The Federal Reserve Bank of New York works to promote sound and well-functioning financial systems and markets through its provision of industry and payment services, advancement of infrastructure reform in key markets and training and educational support to international institutions.
Regional & Community Outreach connects the Bank to Main Street via structured dialogues and two-way conversations on small business, mortgages, and household credit.
Economic Education improves public knowledge about the Federal Reserve System, monetary policy implementation, and promoting financial stability through the Museum and programs for K-16 students and educators, and the community.

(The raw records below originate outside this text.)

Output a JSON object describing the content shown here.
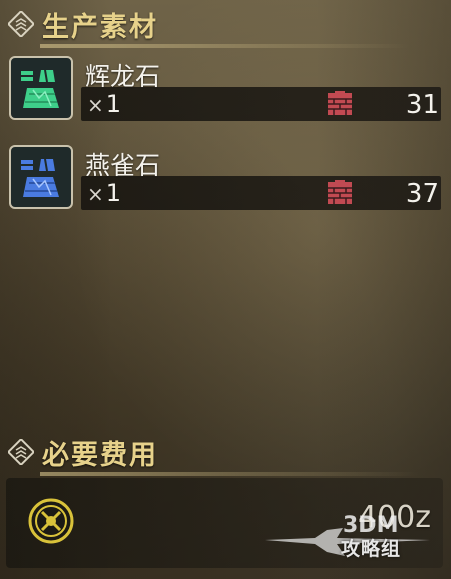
{
  "sections": {
    "materials_title": "生产素材",
    "fee_title": "必要费用"
  },
  "items": [
    {
      "name": "辉龙石",
      "qty_prefix": "×",
      "qty": "1",
      "owned": "31",
      "icon": "green-ore-icon",
      "color": "#3ecf8a"
    },
    {
      "name": "燕雀石",
      "qty_prefix": "×",
      "qty": "1",
      "owned": "37",
      "icon": "blue-ore-icon",
      "color": "#4a7be0"
    }
  ],
  "fee": {
    "amount": "400z",
    "icon": "zenny-coin-icon"
  },
  "watermark": {
    "text": "攻略组",
    "brand": "3DM"
  },
  "colors": {
    "header_gold": "#e7d28b",
    "box_red": "#c14a52"
  }
}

The Federal Home Loan Bank (FHLB) System is a large, complex, and understudied government-sponsored liquidity facility that currently has more than $1 trillion in secured loans outstanding, mostly to commercial banks and thrifts. In this paper, we document the significant role played by the FHLB System at the onset of the ongoing financial crises and then provide evidence on the uses of these funds by the System’s bank and thrift members. Next, we identify the trade-offs faced by member-borrowers when choosing between accessing the FHLB System or the Federal Reserve’s Discount Window during the crisis period. We conclude by describing the fragmented U.S. lender-of-last-resort framework and finding that additional clarity about the respective roles of the various liquidity facilities would be helpful.